Textile traders unrelenting on demand to remove VAT
September, 08th 2011
Thousands of textile and garment traders have begun a two-day shutdown in the twin cities of Hyderabad and Secunderabad to protest against levying of VAT (Value Added Tax). Though they observed bandhs on the same issue earlier more than once, this time around they were successful in enlisting the support of the Opposition parties.
The traders, under the leadership of Andhra Pradesh Federation of Textile Associations, are unrelenting on their demand ever since the Government issued the order in July 2011, bringing textiles, fabrics, curtains, garments and garments under the entry level VAT slab of 4 per cent.
On the first day of bandh on Wednesday, thousands of textile traders from across the State attended a huge public meeting here. Mr N Chandrababu Naidu, former Chief Minister and President of Telugu Desam Party, Mr B. Raghavulu, Secretary of State unit of CPM, and Mr Narayana, Secretary (AP) of CPI, attended the meeting.
Opposition parties support Extending support to the traders' movement, the Opposition leaders demanded the Government to withdraw the tax immediately. There is no such tax in other States. The agitation will continue till the tax is withdrawn. We will remove this tax if our party comes to power in next elections, Mr Chandrababu Naidu said.
It is a do-or-die situation for us. We will continue to protest. After the two-day shutdown in the State capital, we will chalk out our future programme, Mr Soma Dayanand, General Secretary of Andhra Pradesh Federation of Textiles Associations, told Business Line.
The Federation has over 300 associations in the State, representing textile and garment traders. Bowing to pressure, the Government had made some relaxations. It exempted VAT on inter-State sales of textiles. It also exempted traders with a taxable turnover below Rs 5 lakh.

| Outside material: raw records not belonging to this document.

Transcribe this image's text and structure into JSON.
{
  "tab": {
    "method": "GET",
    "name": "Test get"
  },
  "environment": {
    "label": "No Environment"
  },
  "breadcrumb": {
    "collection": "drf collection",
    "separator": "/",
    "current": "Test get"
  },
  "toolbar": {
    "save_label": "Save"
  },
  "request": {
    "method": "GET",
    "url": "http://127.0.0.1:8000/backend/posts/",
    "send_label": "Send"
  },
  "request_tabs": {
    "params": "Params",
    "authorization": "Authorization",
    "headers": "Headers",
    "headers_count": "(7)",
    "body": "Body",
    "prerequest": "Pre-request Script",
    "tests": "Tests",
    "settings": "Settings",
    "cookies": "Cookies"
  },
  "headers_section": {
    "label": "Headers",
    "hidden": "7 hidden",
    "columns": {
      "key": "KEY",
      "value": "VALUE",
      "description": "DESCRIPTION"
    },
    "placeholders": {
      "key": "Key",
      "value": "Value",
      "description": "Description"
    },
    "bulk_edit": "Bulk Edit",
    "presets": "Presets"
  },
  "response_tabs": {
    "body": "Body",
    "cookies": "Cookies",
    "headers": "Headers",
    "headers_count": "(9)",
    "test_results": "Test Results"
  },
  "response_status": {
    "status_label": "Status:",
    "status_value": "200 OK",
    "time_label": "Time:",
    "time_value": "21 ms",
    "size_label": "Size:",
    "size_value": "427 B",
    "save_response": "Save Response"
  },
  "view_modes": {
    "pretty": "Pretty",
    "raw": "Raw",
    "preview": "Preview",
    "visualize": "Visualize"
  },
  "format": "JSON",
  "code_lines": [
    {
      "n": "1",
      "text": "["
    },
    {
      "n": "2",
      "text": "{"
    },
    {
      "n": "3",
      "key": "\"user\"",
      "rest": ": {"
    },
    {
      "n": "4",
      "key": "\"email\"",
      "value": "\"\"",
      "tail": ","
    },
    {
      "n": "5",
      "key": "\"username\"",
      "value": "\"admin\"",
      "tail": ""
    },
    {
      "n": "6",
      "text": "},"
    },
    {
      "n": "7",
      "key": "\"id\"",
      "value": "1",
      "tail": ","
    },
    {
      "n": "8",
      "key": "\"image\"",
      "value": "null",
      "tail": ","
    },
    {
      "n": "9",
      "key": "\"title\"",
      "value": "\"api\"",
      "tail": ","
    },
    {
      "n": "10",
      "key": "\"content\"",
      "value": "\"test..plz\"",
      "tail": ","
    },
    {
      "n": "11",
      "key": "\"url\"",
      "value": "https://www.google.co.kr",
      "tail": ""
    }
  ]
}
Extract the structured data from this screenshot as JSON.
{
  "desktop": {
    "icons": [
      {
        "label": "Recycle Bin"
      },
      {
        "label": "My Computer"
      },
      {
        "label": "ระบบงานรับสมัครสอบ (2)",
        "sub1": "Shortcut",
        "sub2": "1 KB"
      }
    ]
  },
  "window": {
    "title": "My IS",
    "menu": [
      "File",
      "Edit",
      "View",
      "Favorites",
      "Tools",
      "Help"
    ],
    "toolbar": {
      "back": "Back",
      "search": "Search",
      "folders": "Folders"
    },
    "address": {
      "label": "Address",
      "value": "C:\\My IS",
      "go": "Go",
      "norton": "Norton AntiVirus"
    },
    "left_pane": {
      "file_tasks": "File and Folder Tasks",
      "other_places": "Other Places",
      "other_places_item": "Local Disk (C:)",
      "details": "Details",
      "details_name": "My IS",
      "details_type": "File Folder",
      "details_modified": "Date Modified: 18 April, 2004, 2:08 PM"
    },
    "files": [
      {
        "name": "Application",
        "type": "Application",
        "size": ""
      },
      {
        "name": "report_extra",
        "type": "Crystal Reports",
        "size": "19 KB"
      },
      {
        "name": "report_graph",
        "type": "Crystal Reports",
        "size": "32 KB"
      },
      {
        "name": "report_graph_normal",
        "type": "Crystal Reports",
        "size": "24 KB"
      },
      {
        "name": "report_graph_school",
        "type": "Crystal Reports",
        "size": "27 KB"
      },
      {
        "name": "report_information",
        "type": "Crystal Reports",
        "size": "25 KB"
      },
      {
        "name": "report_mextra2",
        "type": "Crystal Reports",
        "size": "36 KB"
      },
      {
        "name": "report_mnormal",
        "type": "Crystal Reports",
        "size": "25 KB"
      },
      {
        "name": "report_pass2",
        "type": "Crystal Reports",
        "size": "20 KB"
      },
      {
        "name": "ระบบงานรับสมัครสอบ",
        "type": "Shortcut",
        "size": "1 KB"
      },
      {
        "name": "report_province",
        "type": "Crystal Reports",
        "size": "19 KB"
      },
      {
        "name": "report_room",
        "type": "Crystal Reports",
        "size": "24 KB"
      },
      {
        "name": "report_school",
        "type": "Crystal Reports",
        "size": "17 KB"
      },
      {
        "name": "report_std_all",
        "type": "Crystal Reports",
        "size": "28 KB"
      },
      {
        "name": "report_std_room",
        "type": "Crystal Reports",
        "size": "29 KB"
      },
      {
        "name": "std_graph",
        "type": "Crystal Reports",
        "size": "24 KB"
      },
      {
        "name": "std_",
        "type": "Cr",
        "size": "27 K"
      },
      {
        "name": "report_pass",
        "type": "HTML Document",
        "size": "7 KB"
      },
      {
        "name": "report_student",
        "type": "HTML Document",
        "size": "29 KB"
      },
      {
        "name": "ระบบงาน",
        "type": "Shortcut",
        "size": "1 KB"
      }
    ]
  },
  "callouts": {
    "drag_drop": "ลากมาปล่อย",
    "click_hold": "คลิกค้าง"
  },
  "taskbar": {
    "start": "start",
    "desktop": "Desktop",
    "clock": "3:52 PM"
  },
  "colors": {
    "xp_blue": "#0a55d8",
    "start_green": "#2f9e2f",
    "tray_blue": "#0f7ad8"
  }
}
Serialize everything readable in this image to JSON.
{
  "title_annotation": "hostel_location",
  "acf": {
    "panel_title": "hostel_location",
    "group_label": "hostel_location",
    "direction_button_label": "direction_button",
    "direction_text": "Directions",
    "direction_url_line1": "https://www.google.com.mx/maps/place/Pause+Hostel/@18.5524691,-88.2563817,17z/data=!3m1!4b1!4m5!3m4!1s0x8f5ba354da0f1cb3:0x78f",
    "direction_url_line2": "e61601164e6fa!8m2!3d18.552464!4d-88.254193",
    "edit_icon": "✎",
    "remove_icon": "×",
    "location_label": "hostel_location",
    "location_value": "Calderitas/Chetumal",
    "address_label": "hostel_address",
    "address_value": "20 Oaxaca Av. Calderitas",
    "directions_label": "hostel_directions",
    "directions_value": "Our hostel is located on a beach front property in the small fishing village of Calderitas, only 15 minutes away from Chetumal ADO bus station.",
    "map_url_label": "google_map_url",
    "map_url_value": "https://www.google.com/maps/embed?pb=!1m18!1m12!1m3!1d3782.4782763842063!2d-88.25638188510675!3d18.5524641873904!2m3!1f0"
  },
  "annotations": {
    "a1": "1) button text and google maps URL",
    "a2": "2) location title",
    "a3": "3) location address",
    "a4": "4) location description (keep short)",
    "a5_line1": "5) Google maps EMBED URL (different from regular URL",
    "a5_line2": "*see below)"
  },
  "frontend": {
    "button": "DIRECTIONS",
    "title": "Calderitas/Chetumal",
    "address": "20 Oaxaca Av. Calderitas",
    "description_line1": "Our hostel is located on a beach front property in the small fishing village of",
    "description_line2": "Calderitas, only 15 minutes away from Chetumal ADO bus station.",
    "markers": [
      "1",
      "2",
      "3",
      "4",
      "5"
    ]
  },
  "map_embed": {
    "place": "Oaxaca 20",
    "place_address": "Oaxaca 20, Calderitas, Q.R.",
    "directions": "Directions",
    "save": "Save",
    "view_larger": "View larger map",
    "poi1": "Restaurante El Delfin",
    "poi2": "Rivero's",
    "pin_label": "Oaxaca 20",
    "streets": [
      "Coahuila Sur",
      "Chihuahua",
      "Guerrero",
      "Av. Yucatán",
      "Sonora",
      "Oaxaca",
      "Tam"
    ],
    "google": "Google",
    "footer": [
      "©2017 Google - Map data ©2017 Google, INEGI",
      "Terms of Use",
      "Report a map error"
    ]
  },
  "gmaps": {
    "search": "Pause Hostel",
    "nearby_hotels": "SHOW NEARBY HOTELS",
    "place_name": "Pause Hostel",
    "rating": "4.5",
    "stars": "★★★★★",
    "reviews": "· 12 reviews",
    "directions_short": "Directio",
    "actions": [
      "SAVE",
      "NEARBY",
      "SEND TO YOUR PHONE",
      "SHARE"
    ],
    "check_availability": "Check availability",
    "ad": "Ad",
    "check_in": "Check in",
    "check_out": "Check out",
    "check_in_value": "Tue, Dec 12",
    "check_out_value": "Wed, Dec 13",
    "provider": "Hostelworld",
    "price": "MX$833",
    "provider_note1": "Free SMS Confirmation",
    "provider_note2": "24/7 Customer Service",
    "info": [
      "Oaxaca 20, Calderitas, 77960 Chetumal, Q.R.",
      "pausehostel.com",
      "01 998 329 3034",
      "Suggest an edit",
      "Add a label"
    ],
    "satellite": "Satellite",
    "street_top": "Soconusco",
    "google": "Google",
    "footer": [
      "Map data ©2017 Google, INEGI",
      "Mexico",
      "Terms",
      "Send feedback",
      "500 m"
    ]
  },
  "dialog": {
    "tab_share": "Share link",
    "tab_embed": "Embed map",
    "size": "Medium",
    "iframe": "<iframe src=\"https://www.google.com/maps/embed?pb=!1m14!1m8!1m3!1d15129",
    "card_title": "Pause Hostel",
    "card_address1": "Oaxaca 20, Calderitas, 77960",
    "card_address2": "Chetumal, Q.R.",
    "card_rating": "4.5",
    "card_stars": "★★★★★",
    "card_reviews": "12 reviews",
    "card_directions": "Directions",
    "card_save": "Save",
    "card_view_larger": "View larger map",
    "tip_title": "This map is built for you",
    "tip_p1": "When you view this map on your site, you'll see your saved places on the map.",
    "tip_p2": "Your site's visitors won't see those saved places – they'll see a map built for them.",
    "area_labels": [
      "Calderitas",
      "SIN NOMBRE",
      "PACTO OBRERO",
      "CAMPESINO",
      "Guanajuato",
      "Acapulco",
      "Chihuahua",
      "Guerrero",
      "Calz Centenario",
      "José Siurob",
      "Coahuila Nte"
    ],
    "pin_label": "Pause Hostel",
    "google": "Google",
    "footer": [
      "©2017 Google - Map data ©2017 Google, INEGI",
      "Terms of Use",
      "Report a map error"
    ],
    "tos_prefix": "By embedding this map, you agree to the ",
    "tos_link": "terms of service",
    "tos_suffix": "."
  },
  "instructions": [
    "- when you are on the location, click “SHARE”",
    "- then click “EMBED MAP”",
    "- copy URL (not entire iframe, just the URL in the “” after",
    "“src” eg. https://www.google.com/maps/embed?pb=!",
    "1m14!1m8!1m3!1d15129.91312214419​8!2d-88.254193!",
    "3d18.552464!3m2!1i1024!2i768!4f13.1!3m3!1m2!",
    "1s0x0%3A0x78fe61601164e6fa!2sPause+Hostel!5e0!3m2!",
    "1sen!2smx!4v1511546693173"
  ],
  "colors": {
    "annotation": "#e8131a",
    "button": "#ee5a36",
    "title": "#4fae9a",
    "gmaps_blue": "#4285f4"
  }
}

The Commercial Taxes Department had also given relieve to the handlooms sector by exempting textiles, made-ups, zari articles and embroidery articles produced by handloom houses.
The traders, however, were not happy with these exemptions. They said it was difficult for them to carry on business as the new tax would put additional burden on consumers. It is not at all viable to continue business, Mr Dayanand said.